A picture is worth a thousand words
Tymeac provides GUI's (and programming access) to the server environment so users may view and alter parameters dynamically.
. (click for full view)

Tymeac controls threads the best threads can be controlled.

The Code
As with all software, the proof is in the code. Simply download the Open Source product (SE and/or ME) with all the source and extensive documentation and see for yourself. After all, the price is right.

Conclusion

If you don't control the application threads, then the threads will overwhelm your application.

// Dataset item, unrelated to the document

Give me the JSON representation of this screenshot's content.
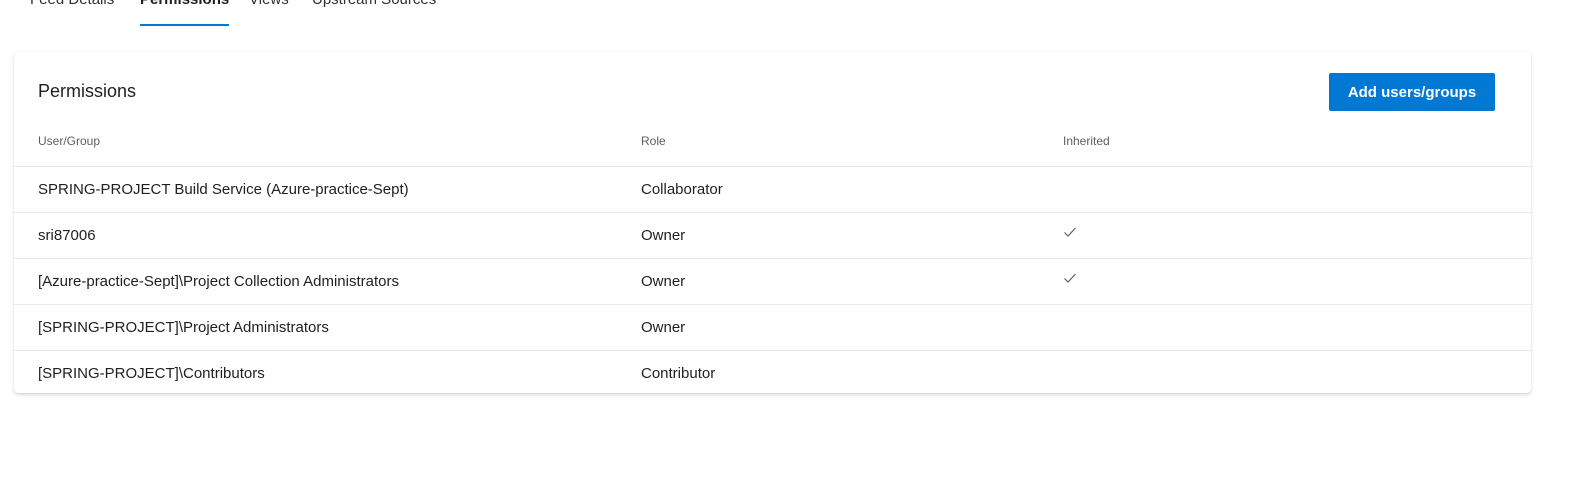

As it was in the beginning It remains true today: The best way to control a multi-threading application is inside a container.

If it is too time-consuming to privately develop a multi-threading management framework, then download the best thread manager for the Java Standard/Micro Editions that money can't buy.

Resources

Download the latest SE edition of Tymeac here. With all the documentation, scripts, classes and source.

Download the latest ME edition of Tymeac here. With all the documentation, scripts, classes and source.

Fork-Join Development in Java SE
http://coopsoft.com/ar/ForkJoinArticle.html

High Performance Priority Queues in Java SE
http://coopsoft.com/ar/PriQueArticle.html

The JSR-166 Interest Site
http://gee.cs.oswego.edu/dl/concurrency-interest/

Sun's Threading Tutorial:
http://java.sun.com/docs/books/tutorial/essential/concurrency/index.html

Threading articles on the Internet. This is just a partial list.

Java theory and practice: Thread pools and work queues
http://www.ibm.com/developerworks/java/library/j-jtp0730.html

Writing multithreaded Java applications
http://www.ibm.com/developerworks/java/library/j-thread.html

Introduction to Java threads
http://www.ibm.com/developerworks/edu/j-dw-javathread-i.html

Java theory and practice: Characterizing thread safety
http://www.ibm.com/developerworks/java/library/j-jtp09263.html

Taming Tiger: Default exception handling in threads
http://www.ibm.com/developerworks/java/library/j-tiger08104/

About the Author

Edward Harned is a software developer with over thirty years industry experience. He first led projects as an employee in major industries and then worked as an independent consultant. Today, Ed is a senior developer at Cooperative Software Systems, Inc., where, for the last ten years, he has used Java programming to bring multi-threading solutions to a wide range of tasks.

© 2009  E. P. Harned  All rights reserved